(DATA SUPPLIED)
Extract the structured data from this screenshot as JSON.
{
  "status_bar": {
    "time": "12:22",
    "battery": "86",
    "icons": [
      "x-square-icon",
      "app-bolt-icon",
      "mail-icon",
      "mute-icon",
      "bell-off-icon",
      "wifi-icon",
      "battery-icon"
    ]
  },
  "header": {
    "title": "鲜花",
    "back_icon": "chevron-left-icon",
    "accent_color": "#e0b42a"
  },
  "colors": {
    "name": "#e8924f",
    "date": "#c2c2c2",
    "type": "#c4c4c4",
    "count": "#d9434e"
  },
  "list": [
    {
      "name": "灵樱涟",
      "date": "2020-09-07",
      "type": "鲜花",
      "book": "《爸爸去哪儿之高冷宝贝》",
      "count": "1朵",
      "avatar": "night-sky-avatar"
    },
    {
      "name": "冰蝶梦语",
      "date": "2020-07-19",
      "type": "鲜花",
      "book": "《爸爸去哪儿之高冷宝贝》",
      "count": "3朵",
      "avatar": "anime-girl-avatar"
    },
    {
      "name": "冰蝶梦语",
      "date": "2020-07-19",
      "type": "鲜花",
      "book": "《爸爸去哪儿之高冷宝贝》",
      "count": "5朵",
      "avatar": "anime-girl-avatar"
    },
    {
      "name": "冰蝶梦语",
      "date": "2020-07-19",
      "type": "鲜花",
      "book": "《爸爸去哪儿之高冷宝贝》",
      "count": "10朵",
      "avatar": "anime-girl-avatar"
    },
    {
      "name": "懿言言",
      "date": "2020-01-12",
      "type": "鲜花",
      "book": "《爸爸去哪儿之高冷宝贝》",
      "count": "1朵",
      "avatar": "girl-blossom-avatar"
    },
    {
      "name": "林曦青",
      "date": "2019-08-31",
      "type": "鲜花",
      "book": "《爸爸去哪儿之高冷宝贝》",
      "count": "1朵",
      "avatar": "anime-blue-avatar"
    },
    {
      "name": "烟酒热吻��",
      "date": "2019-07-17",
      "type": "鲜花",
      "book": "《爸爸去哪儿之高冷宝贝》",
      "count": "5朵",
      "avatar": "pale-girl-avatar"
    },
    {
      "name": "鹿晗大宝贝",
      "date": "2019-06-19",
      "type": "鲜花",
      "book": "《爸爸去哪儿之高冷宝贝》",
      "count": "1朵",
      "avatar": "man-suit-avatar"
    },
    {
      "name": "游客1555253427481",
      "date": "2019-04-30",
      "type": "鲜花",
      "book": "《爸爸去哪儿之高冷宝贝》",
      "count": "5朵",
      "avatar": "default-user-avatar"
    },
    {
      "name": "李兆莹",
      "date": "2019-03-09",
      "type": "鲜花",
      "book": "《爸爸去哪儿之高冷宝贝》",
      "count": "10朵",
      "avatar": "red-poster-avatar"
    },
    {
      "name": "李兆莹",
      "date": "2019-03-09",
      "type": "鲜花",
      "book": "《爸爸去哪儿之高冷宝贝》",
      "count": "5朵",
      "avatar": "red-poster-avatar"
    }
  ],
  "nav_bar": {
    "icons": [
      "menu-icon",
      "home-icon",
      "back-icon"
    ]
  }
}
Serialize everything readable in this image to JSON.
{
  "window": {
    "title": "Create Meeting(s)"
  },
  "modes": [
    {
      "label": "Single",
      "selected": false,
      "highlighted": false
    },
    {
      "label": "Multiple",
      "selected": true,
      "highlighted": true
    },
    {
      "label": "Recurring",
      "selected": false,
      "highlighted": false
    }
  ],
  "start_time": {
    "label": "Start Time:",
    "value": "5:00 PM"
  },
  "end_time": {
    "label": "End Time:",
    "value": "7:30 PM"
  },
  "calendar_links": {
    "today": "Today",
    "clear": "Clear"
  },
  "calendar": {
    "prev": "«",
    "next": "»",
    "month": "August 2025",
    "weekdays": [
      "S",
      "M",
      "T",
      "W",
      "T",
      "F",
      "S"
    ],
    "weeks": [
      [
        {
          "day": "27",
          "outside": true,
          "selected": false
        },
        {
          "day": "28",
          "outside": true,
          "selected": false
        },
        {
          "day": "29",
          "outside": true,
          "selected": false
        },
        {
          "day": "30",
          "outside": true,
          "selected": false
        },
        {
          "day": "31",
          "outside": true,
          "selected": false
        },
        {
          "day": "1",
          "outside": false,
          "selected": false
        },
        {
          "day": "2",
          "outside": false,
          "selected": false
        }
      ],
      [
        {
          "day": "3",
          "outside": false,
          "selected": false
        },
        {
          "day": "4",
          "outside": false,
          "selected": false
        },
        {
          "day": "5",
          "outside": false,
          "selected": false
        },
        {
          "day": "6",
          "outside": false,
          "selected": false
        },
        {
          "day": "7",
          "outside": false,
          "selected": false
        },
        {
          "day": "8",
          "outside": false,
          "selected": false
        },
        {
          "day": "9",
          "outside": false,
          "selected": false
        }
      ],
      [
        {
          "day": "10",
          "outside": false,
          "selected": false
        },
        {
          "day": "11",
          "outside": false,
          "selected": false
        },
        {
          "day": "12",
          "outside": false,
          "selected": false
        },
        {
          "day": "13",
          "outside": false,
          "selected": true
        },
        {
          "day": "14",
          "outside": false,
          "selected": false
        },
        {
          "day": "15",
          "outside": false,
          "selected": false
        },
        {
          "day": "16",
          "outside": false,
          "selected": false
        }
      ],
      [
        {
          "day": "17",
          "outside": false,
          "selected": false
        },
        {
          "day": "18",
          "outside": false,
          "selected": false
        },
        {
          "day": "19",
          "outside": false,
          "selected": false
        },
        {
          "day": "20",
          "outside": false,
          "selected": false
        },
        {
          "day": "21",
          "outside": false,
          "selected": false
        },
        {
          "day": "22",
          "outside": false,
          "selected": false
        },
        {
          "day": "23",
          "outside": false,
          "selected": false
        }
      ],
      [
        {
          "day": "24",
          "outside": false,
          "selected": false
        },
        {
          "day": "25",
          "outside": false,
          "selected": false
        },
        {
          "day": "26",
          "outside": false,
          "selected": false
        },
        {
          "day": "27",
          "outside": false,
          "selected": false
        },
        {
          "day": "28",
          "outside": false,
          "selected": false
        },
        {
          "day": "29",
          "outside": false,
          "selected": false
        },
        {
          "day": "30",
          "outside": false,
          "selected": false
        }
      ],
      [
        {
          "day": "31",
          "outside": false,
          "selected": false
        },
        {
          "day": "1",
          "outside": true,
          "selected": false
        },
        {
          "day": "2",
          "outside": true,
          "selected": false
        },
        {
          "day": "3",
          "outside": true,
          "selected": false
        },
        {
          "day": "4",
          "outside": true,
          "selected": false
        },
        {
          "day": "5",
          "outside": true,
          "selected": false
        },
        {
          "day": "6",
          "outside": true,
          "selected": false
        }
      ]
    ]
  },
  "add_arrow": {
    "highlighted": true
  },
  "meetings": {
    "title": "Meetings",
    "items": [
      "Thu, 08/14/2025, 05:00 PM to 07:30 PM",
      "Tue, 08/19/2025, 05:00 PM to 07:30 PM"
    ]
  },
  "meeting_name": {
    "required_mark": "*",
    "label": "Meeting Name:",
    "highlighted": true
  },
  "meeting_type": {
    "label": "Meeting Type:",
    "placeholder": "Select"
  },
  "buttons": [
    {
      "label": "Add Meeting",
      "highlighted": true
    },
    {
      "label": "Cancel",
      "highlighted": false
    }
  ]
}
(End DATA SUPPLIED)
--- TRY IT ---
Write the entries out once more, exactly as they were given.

--- ANSWER ---
Extract the structured data from this screenshot as JSON.
{
  "status_bar": {
    "time": "12:22",
    "battery": "86",
    "icons": [
      "x-square-icon",
      "app-bolt-icon",
      "mail-icon",
      "mute-icon",
      "bell-off-icon",
      "wifi-icon",
      "battery-icon"
    ]
  },
  "header": {
    "title": "鲜花",
    "back_icon": "chevron-left-icon",
    "accent_color": "#e0b42a"
  },
  "colors": {
    "name": "#e8924f",
    "date": "#c2c2c2",
    "type": "#c4c4c4",
    "count": "#d9434e"
  },
  "list": [
    {
      "name": "灵樱涟",
      "date": "2020-09-07",
      "type": "鲜花",
      "book": "《爸爸去哪儿之高冷宝贝》",
      "count": "1朵",
      "avatar": "night-sky-avatar"
    },
    {
      "name": "冰蝶梦语",
      "date": "2020-07-19",
      "type": "鲜花",
      "book": "《爸爸去哪儿之高冷宝贝》",
      "count": "3朵",
      "avatar": "anime-girl-avatar"
    },
    {
      "name": "冰蝶梦语",
      "date": "2020-07-19",
      "type": "鲜花",
      "book": "《爸爸去哪儿之高冷宝贝》",
      "count": "5朵",
      "avatar": "anime-girl-avatar"
    },
    {
      "name": "冰蝶梦语",
      "date": "2020-07-19",
      "type": "鲜花",
      "book": "《爸爸去哪儿之高冷宝贝》",
      "count": "10朵",
      "avatar": "anime-girl-avatar"
    },
    {
      "name": "懿言言",
      "date": "2020-01-12",
      "type": "鲜花",
      "book": "《爸爸去哪儿之高冷宝贝》",
      "count": "1朵",
      "avatar": "girl-blossom-avatar"
    },
    {
      "name": "林曦青",
      "date": "2019-08-31",
      "type": "鲜花",
      "book": "《爸爸去哪儿之高冷宝贝》",
      "count": "1朵",
      "avatar": "anime-blue-avatar"
    },
    {
      "name": "烟酒热吻��",
      "date": "2019-07-17",
      "type": "鲜花",
      "book": "《爸爸去哪儿之高冷宝贝》",
      "count": "5朵",
      "avatar": "pale-girl-avatar"
    },
    {
      "name": "鹿晗大宝贝",
      "date": "2019-06-19",
      "type": "鲜花",
      "book": "《爸爸去哪儿之高冷宝贝》",
      "count": "1朵",
      "avatar": "man-suit-avatar"
    },
    {
      "name": "游客1555253427481",
      "date": "2019-04-30",
      "type": "鲜花",
      "book": "《爸爸去哪儿之高冷宝贝》",
      "count": "5朵",
      "avatar": "default-user-avatar"
    },
    {
      "name": "李兆莹",
      "date": "2019-03-09",
      "type": "鲜花",
      "book": "《爸爸去哪儿之高冷宝贝》",
      "count": "10朵",
      "avatar": "red-poster-avatar"
    },
    {
      "name": "李兆莹",
      "date": "2019-03-09",
      "type": "鲜花",
      "book": "《爸爸去哪儿之高冷宝贝》",
      "count": "5朵",
      "avatar": "red-poster-avatar"
    }
  ],
  "nav_bar": {
    "icons": [
      "menu-icon",
      "home-icon",
      "back-icon"
    ]
  }
}
Serialize everything readable in this image to JSON.
{
  "window": {
    "title": "Create Meeting(s)"
  },
  "modes": [
    {
      "label": "Single",
      "selected": false,
      "highlighted": false
    },
    {
      "label": "Multiple",
      "selected": true,
      "highlighted": true
    },
    {
      "label": "Recurring",
      "selected": false,
      "highlighted": false
    }
  ],
  "start_time": {
    "label": "Start Time:",
    "value": "5:00 PM"
  },
  "end_time": {
    "label": "End Time:",
    "value": "7:30 PM"
  },
  "calendar_links": {
    "today": "Today",
    "clear": "Clear"
  },
  "calendar": {
    "prev": "«",
    "next": "»",
    "month": "August 2025",
    "weekdays": [
      "S",
      "M",
      "T",
      "W",
      "T",
      "F",
      "S"
    ],
    "weeks": [
      [
        {
          "day": "27",
          "outside": true,
          "selected": false
        },
        {
          "day": "28",
          "outside": true,
          "selected": false
        },
        {
          "day": "29",
          "outside": true,
          "selected": false
        },
        {
          "day": "30",
          "outside": true,
          "selected": false
        },
        {
          "day": "31",
          "outside": true,
          "selected": false
        },
        {
          "day": "1",
          "outside": false,
          "selected": false
        },
        {
          "day": "2",
          "outside": false,
          "selected": false
        }
      ],
      [
        {
          "day": "3",
          "outside": false,
          "selected": false
        },
        {
          "day": "4",
          "outside": false,
          "selected": false
        },
        {
          "day": "5",
          "outside": false,
          "selected": false
        },
        {
          "day": "6",
          "outside": false,
          "selected": false
        },
        {
          "day": "7",
          "outside": false,
          "selected": false
        },
        {
          "day": "8",
          "outside": false,
          "selected": false
        },
        {
          "day": "9",
          "outside": false,
          "selected": false
        }
      ],
      [
        {
          "day": "10",
          "outside": false,
          "selected": false
        },
        {
          "day": "11",
          "outside": false,
          "selected": false
        },
        {
          "day": "12",
          "outside": false,
          "selected": false
        },
        {
          "day": "13",
          "outside": false,
          "selected": true
        },
        {
          "day": "14",
          "outside": false,
          "selected": false
        },
        {
          "day": "15",
          "outside": false,
          "selected": false
        },
        {
          "day": "16",
          "outside": false,
          "selected": false
        }
      ],
      [
        {
          "day": "17",
          "outside": false,
          "selected": false
        },
        {
          "day": "18",
          "outside": false,
          "selected": false
        },
        {
          "day": "19",
          "outside": false,
          "selected": false
        },
        {
          "day": "20",
          "outside": false,
          "selected": false
        },
        {
          "day": "21",
          "outside": false,
          "selected": false
        },
        {
          "day": "22",
          "outside": false,
          "selected": false
        },
        {
          "day": "23",
          "outside": false,
          "selected": false
        }
      ],
      [
        {
          "day": "24",
          "outside": false,
          "selected": false
        },
        {
          "day": "25",
          "outside": false,
          "selected": false
        },
        {
          "day": "26",
          "outside": false,
          "selected": false
        },
        {
          "day": "27",
          "outside": false,
          "selected": false
        },
        {
          "day": "28",
          "outside": false,
          "selected": false
        },
        {
          "day": "29",
          "outside": false,
          "selected": false
        },
        {
          "day": "30",
          "outside": false,
          "selected": false
        }
      ],
      [
        {
          "day": "31",
          "outside": false,
          "selected": false
        },
        {
          "day": "1",
          "outside": true,
          "selected": false
        },
        {
          "day": "2",
          "outside": true,
          "selected": false
        },
        {
          "day": "3",
          "outside": true,
          "selected": false
        },
        {
          "day": "4",
          "outside": true,
          "selected": false
        },
        {
          "day": "5",
          "outside": true,
          "selected": false
        },
        {
          "day": "6",
          "outside": true,
          "selected": false
        }
      ]
    ]
  },
  "add_arrow": {
    "highlighted": true
  },
  "meetings": {
    "title": "Meetings",
    "items": [
      "Thu, 08/14/2025, 05:00 PM to 07:30 PM",
      "Tue, 08/19/2025, 05:00 PM to 07:30 PM"
    ]
  },
  "meeting_name": {
    "required_mark": "*",
    "label": "Meeting Name:",
    "highlighted": true
  },
  "meeting_type": {
    "label": "Meeting Type:",
    "placeholder": "Select"
  },
  "buttons": [
    {
      "label": "Add Meeting",
      "highlighted": true
    },
    {
      "label": "Cancel",
      "highlighted": false
    }
  ]
}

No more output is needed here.